Here is one possible implication for theoretical work in linguistics: we often believe that one tests a theory best by seeing how it generalizes beyond the simple cases that motivate it. But in testing a theory in a complex case (where we know less) we necessarily must make assumptions based less on theory and more on the empirical details of the case at hand. This is not a bad thing to do. But it carries its own risks, as this case illustrates. The problem with complex cases is that they likely provoke interaction effects. To domesticate these effects we make useful ad hoc assumptions. But doing this makes the fundamental principles more opaque in the particular circumstance. Not always, but often.

Friday, January 6, 2017

Where Norbert gets pounded for his biological ignorance

I recently co-wrote a comment (see here) on a piece by Berlinski and Uriagereka on Vergnaud's theory of case (see here and here), of which I am a fan, much to one of my colleagues continual dismay. The replies were interesting, especially the one by Berlinski. He excoriated the Jacobian position I tried to defend. His rebuttal should warm the hearts of many who took me to task for my thinking that it was legit to study FL/UG without doing much cross G inquiry.  He argues (and he knows more about this than I do) that the Jacob idea that the same fundamental bio mechanisms extend from bacteria to butterflies is little more than myth. The rest of his comment is worth reading too for it rightly points out that the bio-ling perspective is, to date, more perspective and less biology.

Reaction? Well, I really like the reply's vigorous pushback. However, I don't agree. In fact, I think that what he admires about Vergnaud's effort is precisely what makes the study of UG in a single language so productive.  Here's what I mean.
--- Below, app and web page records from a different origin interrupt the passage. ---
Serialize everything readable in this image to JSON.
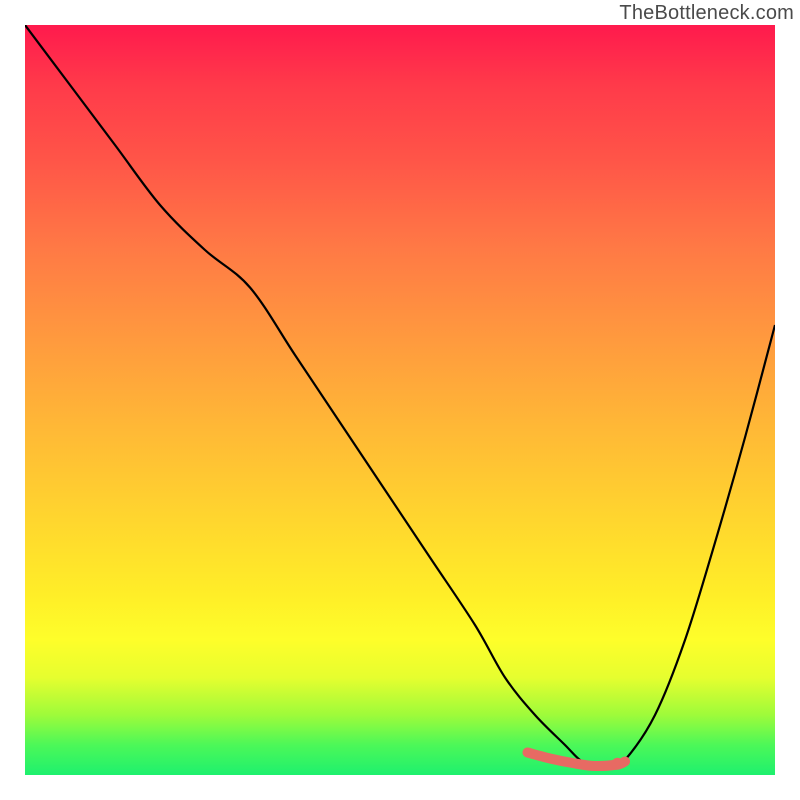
{
  "attribution": "TheBottleneck.com",
  "chart_data": {
    "type": "line",
    "title": "",
    "xlabel": "",
    "ylabel": "",
    "xlim": [
      0,
      100
    ],
    "ylim": [
      0,
      100
    ],
    "grid": false,
    "legend": false,
    "series": [
      {
        "name": "bottleneck-curve",
        "x": [
          0,
          6,
          12,
          18,
          24,
          30,
          36,
          42,
          48,
          54,
          60,
          64,
          68,
          72,
          74,
          76,
          78,
          80,
          84,
          88,
          92,
          96,
          100
        ],
        "values": [
          100,
          92,
          84,
          76,
          70,
          65,
          56,
          47,
          38,
          29,
          20,
          13,
          8,
          4,
          2,
          1,
          1,
          2,
          8,
          18,
          31,
          45,
          60
        ]
      },
      {
        "name": "optimal-range-highlight",
        "x": [
          67,
          70,
          73,
          76,
          79,
          80
        ],
        "values": [
          3,
          2.2,
          1.6,
          1.2,
          1.4,
          1.8
        ]
      }
    ],
    "annotations": [
      {
        "name": "local-min-marker",
        "x": 79,
        "y": 1.5
      }
    ],
    "background_gradient": {
      "top": "#ff1a4d",
      "middle": "#ffd62e",
      "bottom": "#1ef06e"
    }
  }
}
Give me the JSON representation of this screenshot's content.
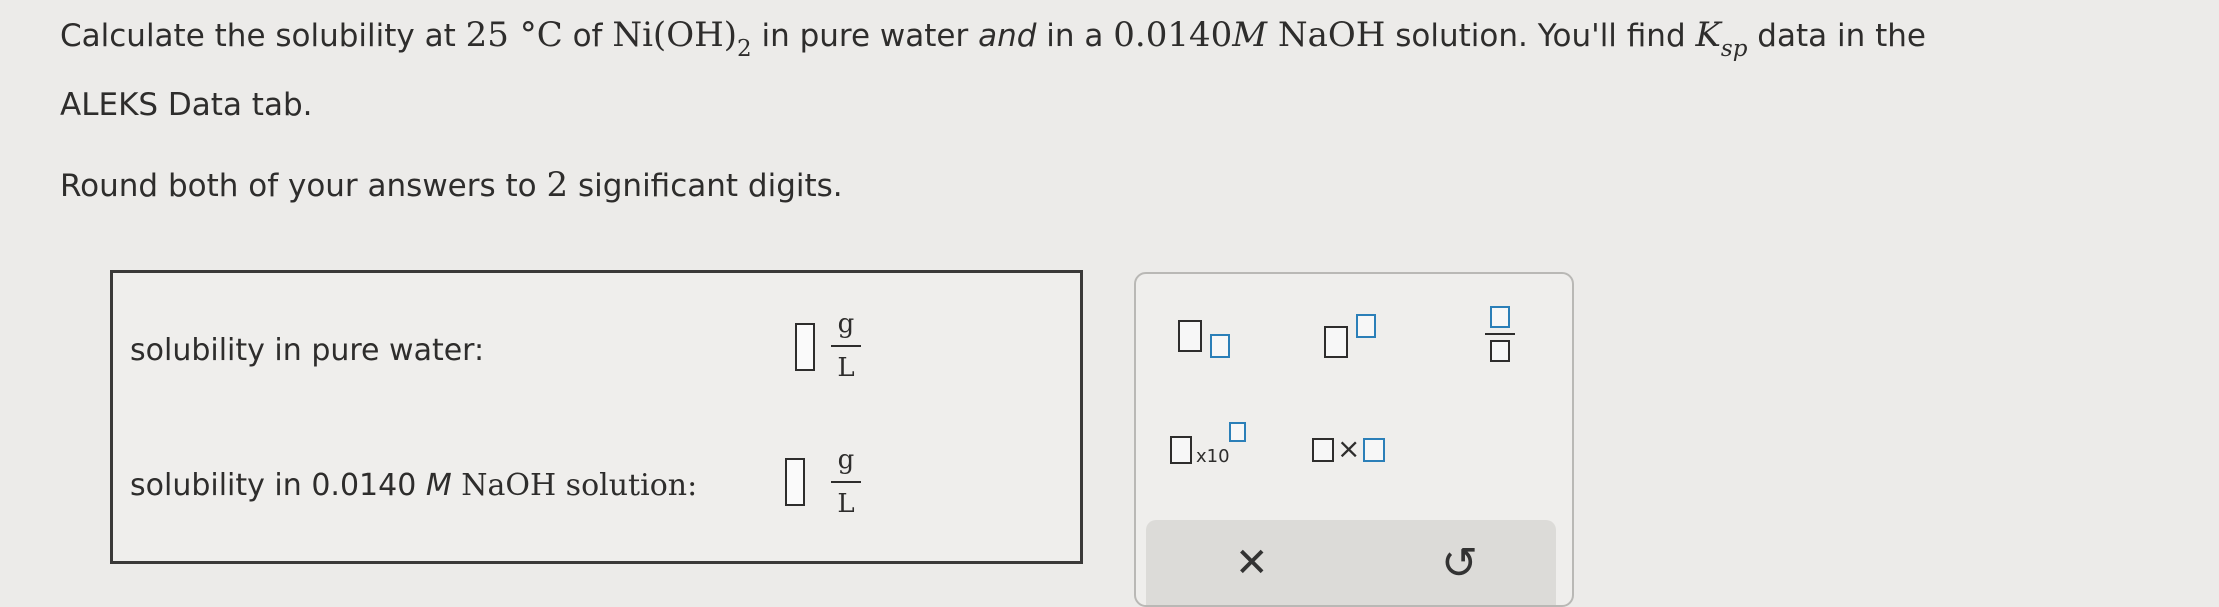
{
  "question": {
    "p1_a": "Calculate the solubility at ",
    "p1_temp": "25 °C",
    "p1_b": " of ",
    "p1_compound": "Ni(OH)",
    "p1_compound_sub": "2",
    "p1_c": " in pure water ",
    "p1_and": "and",
    "p1_d": " in a ",
    "p1_conc": "0.0140",
    "p1_unit": "M",
    "p1_naoh": " NaOH",
    "p1_e": " solution. You'll find ",
    "p1_k": "K",
    "p1_k_sub": "sp",
    "p1_f": "  data in the",
    "p2": "ALEKS Data tab.",
    "p3_a": "Round both of your answers to ",
    "p3_num": "2",
    "p3_b": " significant digits."
  },
  "answers": {
    "row1_label": "solubility in pure water:",
    "row2_label_a": "solubility in 0.0140 ",
    "row2_label_m": "M",
    "row2_label_b": " NaOH solution:",
    "unit_num": "g",
    "unit_den": "L"
  },
  "tools": {
    "x10_label": "x10",
    "times_glyph": "×",
    "clear_glyph": "✕",
    "undo_glyph": "↺"
  },
  "colors": {
    "accent": "#2b7fb8",
    "background": "#ecebe9"
  }
}
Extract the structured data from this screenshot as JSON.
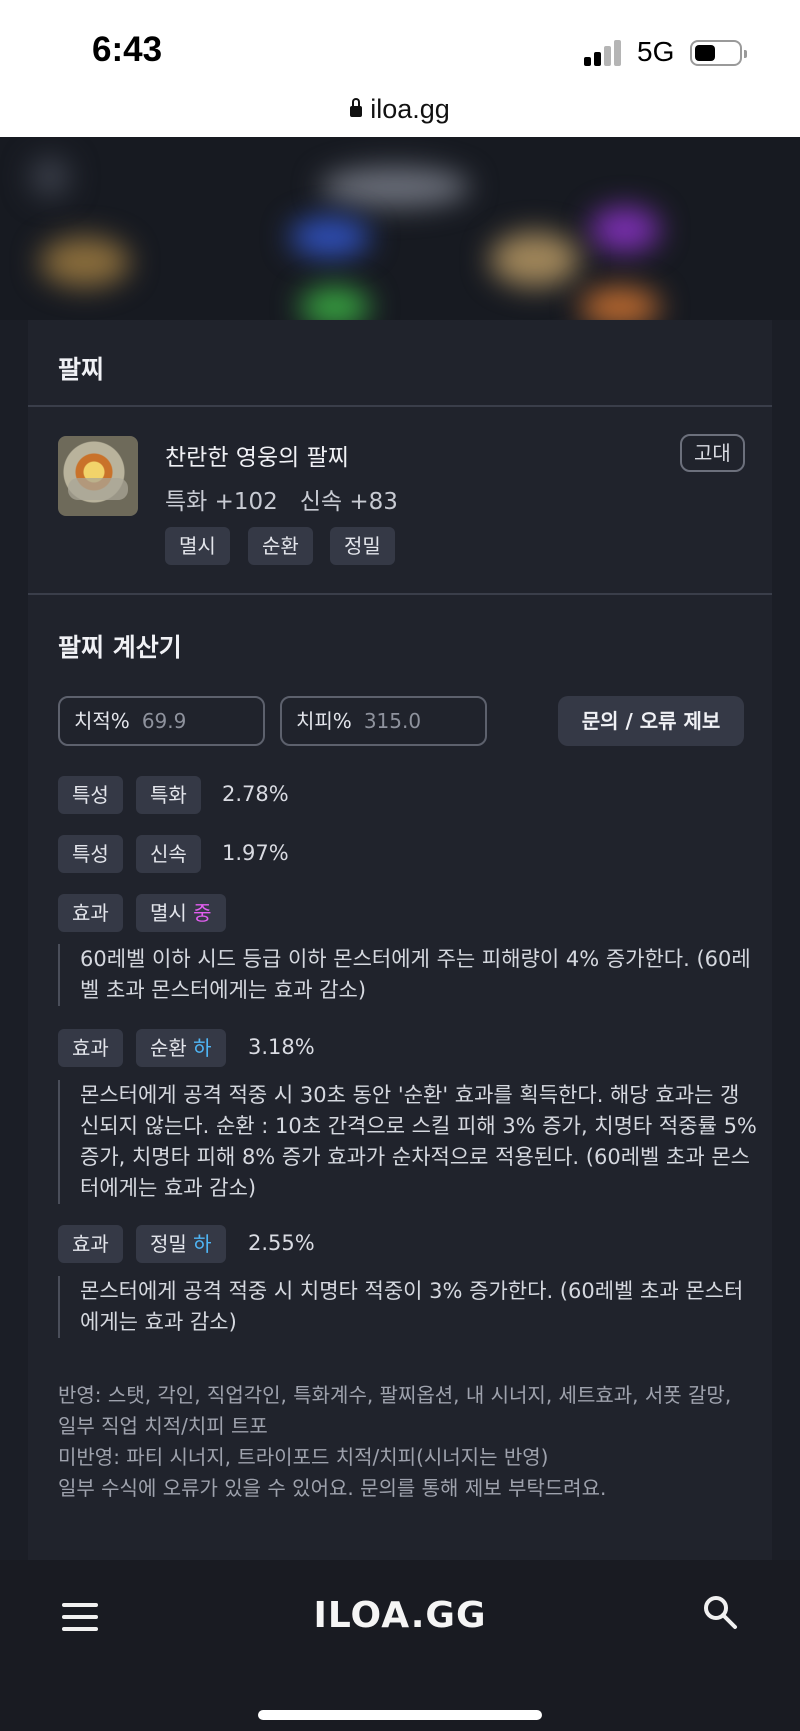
{
  "status_bar": {
    "time": "6:43",
    "network": "5G",
    "url": "iloa.gg"
  },
  "bracelet_section": {
    "title": "팔찌",
    "item_name": "찬란한 영웅의 팔찌",
    "stats": "특화 +102   신속 +83",
    "grade": "고대",
    "tags": [
      "멸시",
      "순환",
      "정밀"
    ]
  },
  "calculator": {
    "title": "팔찌 계산기",
    "crit_rate": {
      "label": "치적%",
      "value": "69.9"
    },
    "crit_damage": {
      "label": "치피%",
      "value": "315.0"
    },
    "report_button": "문의 / 오류 제보",
    "rows": [
      {
        "type": "특성",
        "name": "특화",
        "value": "2.78%"
      },
      {
        "type": "특성",
        "name": "신속",
        "value": "1.97%"
      },
      {
        "type": "효과",
        "name": "멸시",
        "level": "중",
        "value": "",
        "desc": "60레벨 이하 시드 등급 이하 몬스터에게 주는 피해량이 4% 증가한다. (60레벨 초과 몬스터에게는 효과 감소)"
      },
      {
        "type": "효과",
        "name": "순환",
        "level": "하",
        "value": "3.18%",
        "desc": "몬스터에게 공격 적중 시 30초 동안 '순환' 효과를 획득한다. 해당 효과는 갱신되지 않는다. 순환 : 10초 간격으로 스킬 피해 3% 증가, 치명타 적중률 5% 증가, 치명타 피해 8% 증가 효과가 순차적으로 적용된다. (60레벨 초과 몬스터에게는 효과 감소)"
      },
      {
        "type": "효과",
        "name": "정밀",
        "level": "하",
        "value": "2.55%",
        "desc": "몬스터에게 공격 적중 시 치명타 적중이 3% 증가한다. (60레벨 초과 몬스터에게는 효과 감소)"
      }
    ],
    "notes": [
      "반영: 스탯, 각인, 직업각인, 특화계수, 팔찌옵션, 내 시너지, 세트효과, 서폿 갈망, 일부 직업 치적/치피 트포",
      "미반영: 파티 시너지, 트라이포드 치적/치피(시너지는 반영)",
      "일부 수식에 오류가 있을 수 있어요. 문의를 통해 제보 부탁드려요."
    ]
  },
  "bottom_nav": {
    "logo": "ILOA.GG",
    "menu_icon": "hamburger-icon",
    "search_icon": "search-icon"
  },
  "colors": {
    "level_mid": "#e25ef0",
    "level_low": "#4fb6f6",
    "panel_bg": "#20232c"
  }
}
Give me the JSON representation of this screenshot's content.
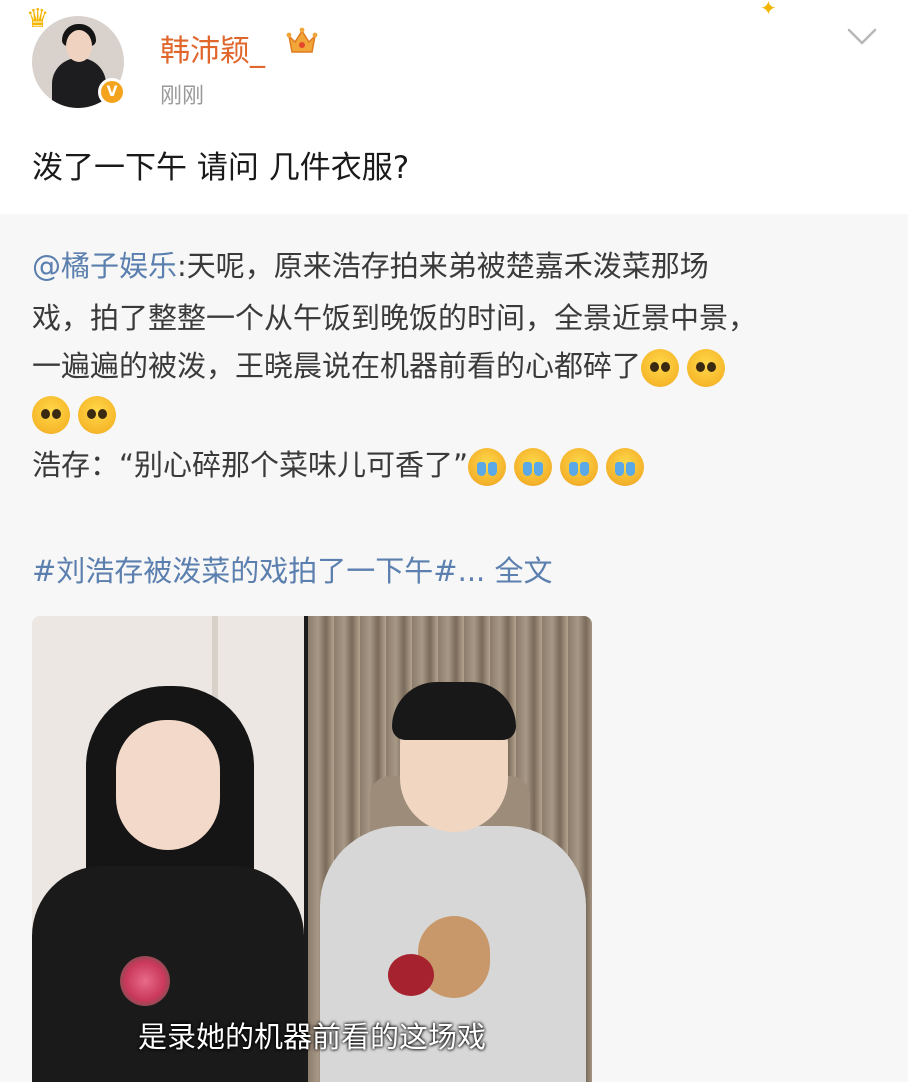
{
  "post": {
    "username": "韩沛颖_",
    "timestamp": "刚刚",
    "text": "泼了一下午 请问 几件衣服?",
    "colors": {
      "username": "#e0662b",
      "link": "#5b7fae",
      "verify_badge": "#f3a41c"
    }
  },
  "repost": {
    "mention": "@橘子娱乐",
    "line1_rest": ":天呢，原来浩存拍来弟被楚嘉禾泼菜那场",
    "line2": "戏，拍了整整一个从午饭到晚饭的时间，全景近景中景，",
    "line3": "一遍遍的被泼，王晓晨说在机器前看的心都碎了",
    "quote_line": "浩存：“别心碎那个菜味儿可香了”",
    "emoji_names": [
      "pleading-emoji",
      "crying-emoji"
    ],
    "hashtag": "#刘浩存被泼菜的戏拍了一下午#...",
    "expand_link": "全文"
  },
  "video": {
    "subtitle": "是录她的机器前看的这场戏"
  }
}
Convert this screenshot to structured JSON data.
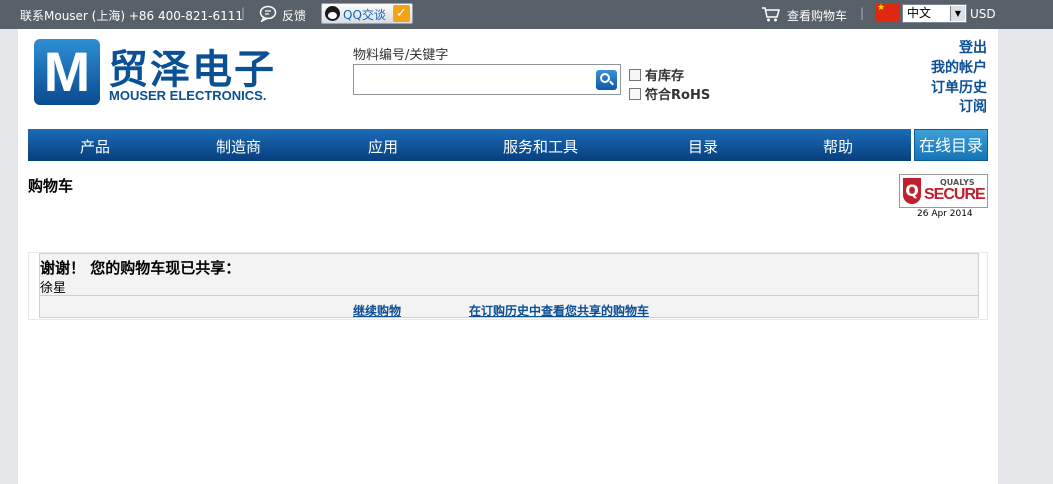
{
  "topbar": {
    "contact": "联系Mouser (上海)  +86 400-821-6111",
    "feedback": "反馈",
    "qq_chat": "QQ交谈",
    "view_cart": "查看购物车",
    "language": "中文",
    "currency": "USD"
  },
  "logo": {
    "cn": "贸泽电子",
    "en": "MOUSER ELECTRONICS.",
    "mark": "M"
  },
  "search": {
    "label": "物料编号/关键字",
    "value": "",
    "in_stock": "有库存",
    "rohs": "符合RoHS"
  },
  "account": {
    "logout": "登出",
    "my_account": "我的帐户",
    "order_history": "订单历史",
    "subscribe": "订阅"
  },
  "nav": {
    "items": [
      "产品",
      "制造商",
      "应用",
      "服务和工具",
      "目录",
      "帮助"
    ],
    "online_catalog": "在线目录"
  },
  "page": {
    "title": "购物车"
  },
  "qualys": {
    "brand": "QUALYS",
    "secure": "SECURE",
    "q": "Q",
    "date": "26 Apr 2014"
  },
  "message": {
    "title": "谢谢！  您的购物车现已共享：",
    "user": "徐星",
    "continue_shopping": "继续购物",
    "view_shared": "在订购历史中查看您共享的购物车"
  },
  "colors": {
    "brand_blue": "#0b4f95",
    "topbar": "#58606a",
    "nav_top": "#1c6cb8",
    "nav_bottom": "#073f7e"
  }
}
Vergnaud's theory aimed to rationalize facts about the distribution of nominals in a very case weak language (viz. English). It did this elegantly and without much surface morphology to back it up. Interestingly, as readers of FoL have noted, the cross G morpho evidence is actually quite messy and would not obviously support Vergnaud's thesis (though I am still skeptical that it fails here). So, the argument style that Vergnaud used and that Berlinski really admires supports the idea that intensive study of the properties of a single G is a legit way to study the general properties of FL/UG. In fact, it suggests that precisely because this method of study brackets overt surface features it cannot be driven by the distributions of these features which is what much cross G inquiry studies.  Given this logic, intensive study of a single G, especially if it sets aside surface reflexes, should generalize. And GG has, IMO, demonstrated that this logic is largely correct.  So, many of the basic features of UG, though discovered studying a small number of languages have generalized quite well cross linguistically. There have, of course, been modifications and changes. But, overall, I think that the basic story has remained the same. And I suspect that not a few biologists would make the same point about their inquiries. If results from model systems did not largely generalize then they would be of little use. Again, maybe they aren't, but this is not my impression.

Ok, take a look at Berlinski's comments. And if you like this, take a look at his, IMO, most readable book Black Mischief.